Prompt:
Although the records contain pictures, only their text should be repeated, exactly as it stands.

━━ Provided entries

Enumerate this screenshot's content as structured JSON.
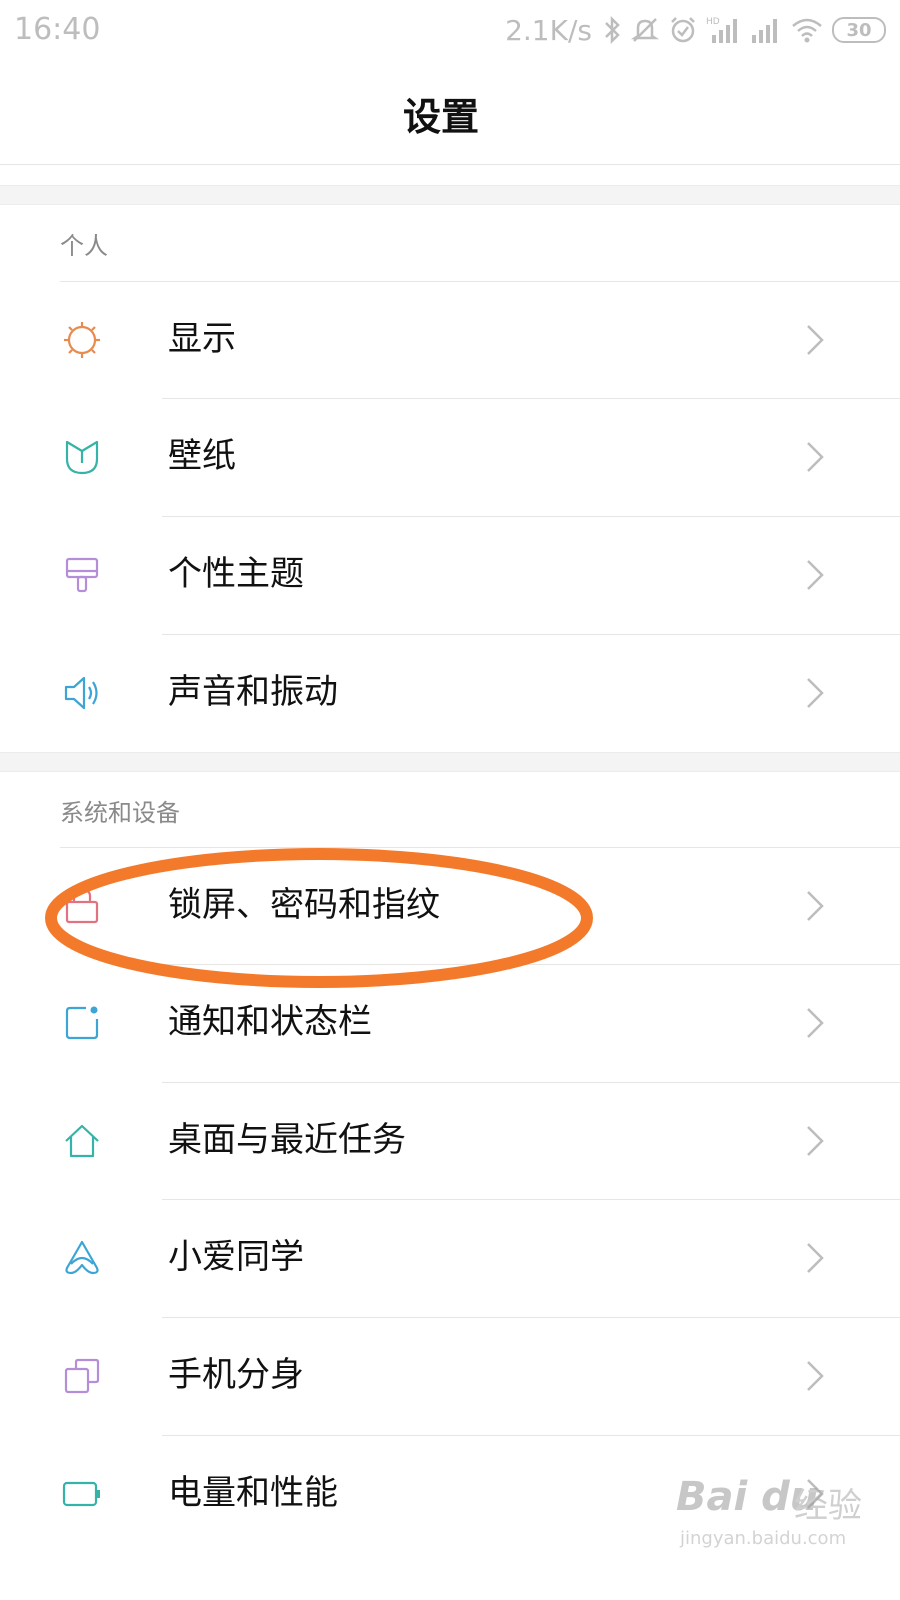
{
  "status_bar": {
    "time": "16:40",
    "net_speed": "2.1K/s",
    "battery": "30",
    "icons": [
      "bluetooth-icon",
      "mute-icon",
      "alarm-icon",
      "signal-hd-icon",
      "signal-icon",
      "wifi-icon",
      "battery-icon"
    ]
  },
  "header": {
    "title": "设置"
  },
  "sections": [
    {
      "title": "个人",
      "items": [
        {
          "label": "显示",
          "icon": "brightness-icon",
          "color": "#e88b4e"
        },
        {
          "label": "壁纸",
          "icon": "wallpaper-icon",
          "color": "#36b3a8"
        },
        {
          "label": "个性主题",
          "icon": "theme-brush-icon",
          "color": "#b48fd8"
        },
        {
          "label": "声音和振动",
          "icon": "speaker-icon",
          "color": "#3da4d6"
        }
      ]
    },
    {
      "title": "系统和设备",
      "items": [
        {
          "label": "锁屏、密码和指纹",
          "icon": "lock-icon",
          "color": "#e2727f"
        },
        {
          "label": "通知和状态栏",
          "icon": "notification-icon",
          "color": "#3da4d6"
        },
        {
          "label": "桌面与最近任务",
          "icon": "home-icon",
          "color": "#36b3a8"
        },
        {
          "label": "小爱同学",
          "icon": "xiaoai-icon",
          "color": "#3da4d6"
        },
        {
          "label": "手机分身",
          "icon": "second-space-icon",
          "color": "#b48fd8"
        },
        {
          "label": "电量和性能",
          "icon": "battery-performance-icon",
          "color": "#36b3a8"
        }
      ]
    }
  ],
  "annotation": {
    "highlight_color": "#f47a2b",
    "highlighted_item": "锁屏、密码和指纹"
  },
  "watermark": {
    "brand": "Bai du",
    "cn": "经验",
    "url": "jingyan.baidu.com"
  }
}
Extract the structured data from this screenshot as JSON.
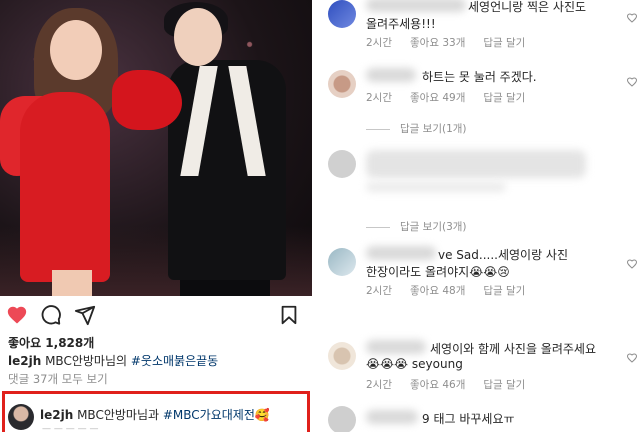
{
  "post": {
    "likes": "좋아요 1,828개",
    "caption": {
      "username": "le2jh",
      "text": " MBC안방마님의 ",
      "hashtag": "#웃소매붉은끝동"
    },
    "view_comments": "댓글 37개 모두 보기",
    "highlighted_comment": {
      "username": "le2jh",
      "text": " MBC안방마님과 ",
      "hashtag": "#MBC가요대제전",
      "emoji": "🥰"
    }
  },
  "comments": [
    {
      "text_line1": "세영언니랑 찍은 사진도",
      "text_line2": "올려주세용!!!",
      "time": "2시간",
      "likes": "좋아요 33개",
      "reply": "답글 달기"
    },
    {
      "text_line1": "하트는 못 눌러 주겠다.",
      "time": "2시간",
      "likes": "좋아요 49개",
      "reply": "답글 달기",
      "view_replies": "답글 보기(1개)"
    },
    {
      "view_replies": "답글 보기(3개)"
    },
    {
      "text_line1": "ve Sad.....세영이랑 사진",
      "text_line2": "한장이라도 올려야지",
      "emoji": "😭😭😢",
      "time": "2시간",
      "likes": "좋아요 48개",
      "reply": "답글 달기"
    },
    {
      "text_line1": "세영이와 함께 사진을 올려주세요",
      "text_line2": "seyoung",
      "emoji": "😭😭😭",
      "time": "2시간",
      "likes": "좋아요 46개",
      "reply": "답글 달기"
    },
    {
      "text_line1": "9 태그 바꾸세요ㅠ"
    }
  ],
  "icons": {
    "like": "heart-filled-icon",
    "comment": "comment-bubble-icon",
    "share": "paper-plane-icon",
    "save": "bookmark-icon",
    "comment_like": "heart-outline-icon"
  },
  "colors": {
    "like_red": "#ed4956",
    "highlight_border": "#e0201b",
    "hashtag": "#00376b",
    "meta_gray": "#8e8e8e"
  }
}
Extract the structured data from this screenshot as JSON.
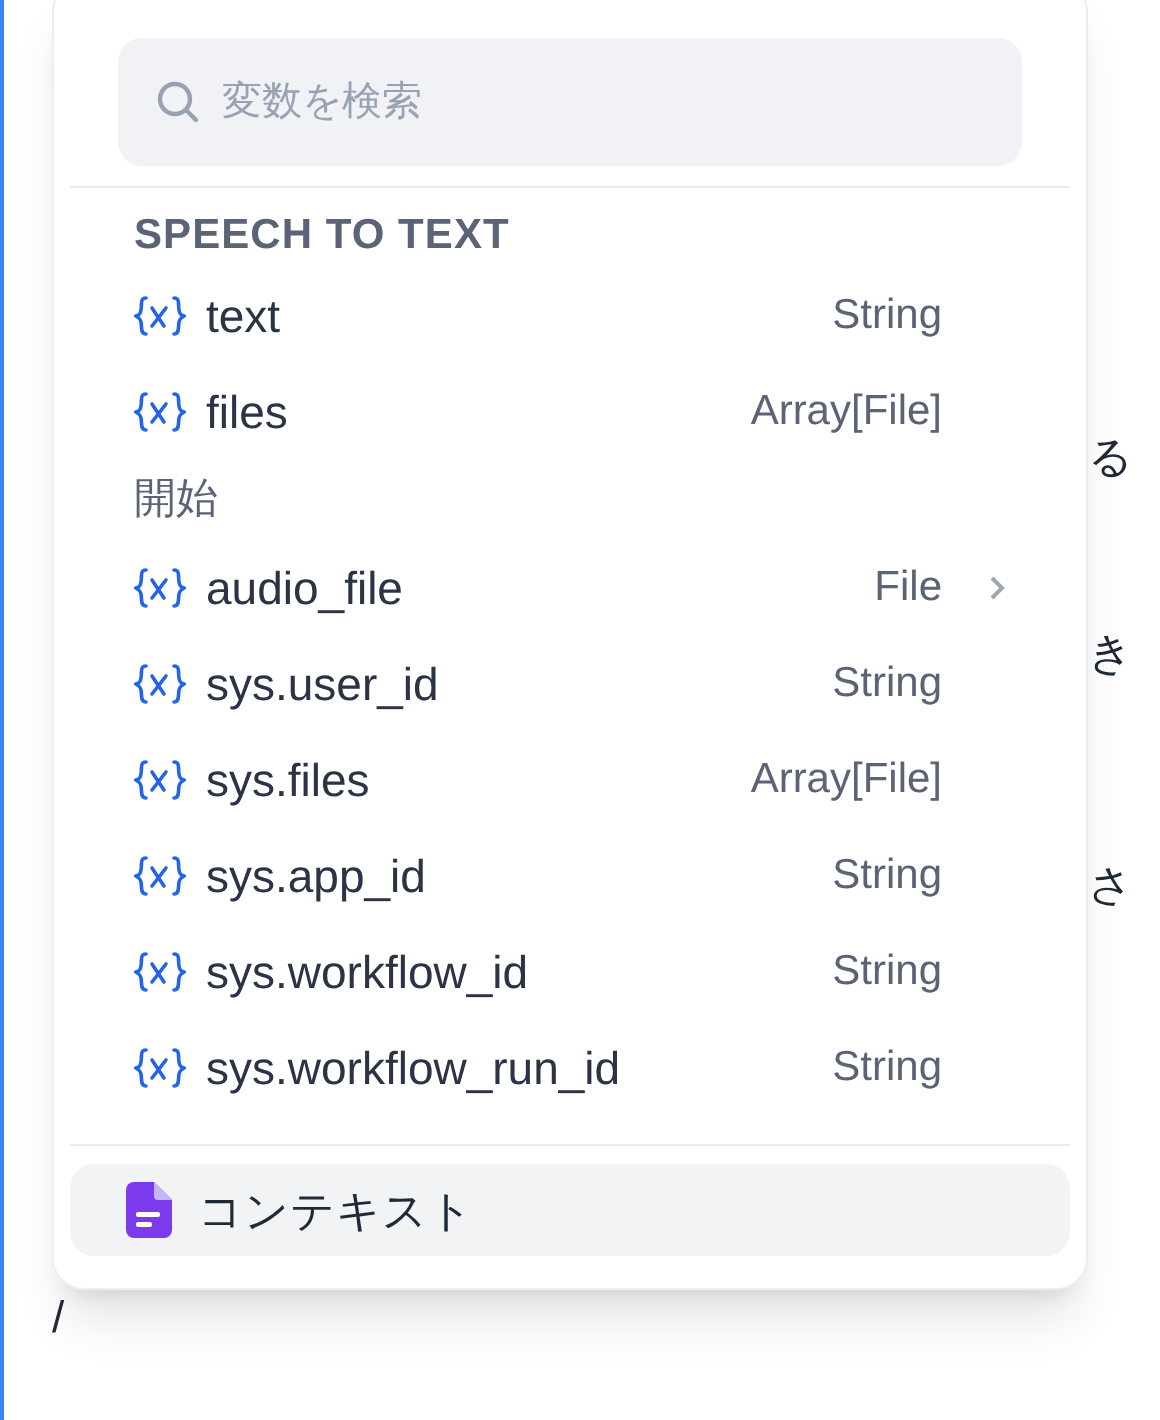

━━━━

Expected output:
Enumerate this screenshot's content as structured JSON.
{
  "status_bar": {
    "time": "16:40",
    "net_speed": "2.1K/s",
    "battery": "30",
    "icons": [
      "bluetooth-icon",
      "mute-icon",
      "alarm-icon",
      "signal-hd-icon",
      "signal-icon",
      "wifi-icon",
      "battery-icon"
    ]
  },
  "header": {
    "title": "设置"
  },
  "sections": [
    {
      "title": "个人",
      "items": [
        {
          "label": "显示",
          "icon": "brightness-icon",
          "color": "#e88b4e"
        },
        {
          "label": "壁纸",
          "icon": "wallpaper-icon",
          "color": "#36b3a8"
        },
        {
          "label": "个性主题",
          "icon": "theme-brush-icon",
          "color": "#b48fd8"
        },
        {
          "label": "声音和振动",
          "icon": "speaker-icon",
          "color": "#3da4d6"
        }
      ]
    },
    {
      "title": "系统和设备",
      "items": [
        {
          "label": "锁屏、密码和指纹",
          "icon": "lock-icon",
          "color": "#e2727f"
        },
        {
          "label": "通知和状态栏",
          "icon": "notification-icon",
          "color": "#3da4d6"
        },
        {
          "label": "桌面与最近任务",
          "icon": "home-icon",
          "color": "#36b3a8"
        },
        {
          "label": "小爱同学",
          "icon": "xiaoai-icon",
          "color": "#3da4d6"
        },
        {
          "label": "手机分身",
          "icon": "second-space-icon",
          "color": "#b48fd8"
        },
        {
          "label": "电量和性能",
          "icon": "battery-performance-icon",
          "color": "#36b3a8"
        }
      ]
    }
  ],
  "annotation": {
    "highlight_color": "#f47a2b",
    "highlighted_item": "锁屏、密码和指纹"
  },
  "watermark": {
    "brand": "Bai du",
    "cn": "经验",
    "url": "jingyan.baidu.com"
  }
}
Extract the structured data from this screenshot as JSON.
{
  "post": {
    "likes": "좋아요 1,828개",
    "caption": {
      "username": "le2jh",
      "text": " MBC안방마님의 ",
      "hashtag": "#웃소매붉은끝동"
    },
    "view_comments": "댓글 37개 모두 보기",
    "highlighted_comment": {
      "username": "le2jh",
      "text": " MBC안방마님과 ",
      "hashtag": "#MBC가요대제전",
      "emoji": "🥰"
    }
  },
  "comments": [
    {
      "text_line1": "세영언니랑 찍은 사진도",
      "text_line2": "올려주세용!!!",
      "time": "2시간",
      "likes": "좋아요 33개",
      "reply": "답글 달기"
    },
    {
      "text_line1": "하트는 못 눌러 주겠다.",
      "time": "2시간",
      "likes": "좋아요 49개",
      "reply": "답글 달기",
      "view_replies": "답글 보기(1개)"
    },
    {
      "view_replies": "답글 보기(3개)"
    },
    {
      "text_line1": "ve Sad.....세영이랑 사진",
      "text_line2": "한장이라도 올려야지",
      "emoji": "😭😭😢",
      "time": "2시간",
      "likes": "좋아요 48개",
      "reply": "답글 달기"
    },
    {
      "text_line1": "세영이와 함께 사진을 올려주세요",
      "text_line2": "seyoung",
      "emoji": "😭😭😭",
      "time": "2시간",
      "likes": "좋아요 46개",
      "reply": "답글 달기"
    },
    {
      "text_line1": "9 태그 바꾸세요ㅠ"
    }
  ],
  "icons": {
    "like": "heart-filled-icon",
    "comment": "comment-bubble-icon",
    "share": "paper-plane-icon",
    "save": "bookmark-icon",
    "comment_like": "heart-outline-icon"
  },
  "colors": {
    "like_red": "#ed4956",
    "highlight_border": "#e0201b",
    "hashtag": "#00376b",
    "meta_gray": "#8e8e8e"
  }
}
Extract the structured data from this screenshot as JSON.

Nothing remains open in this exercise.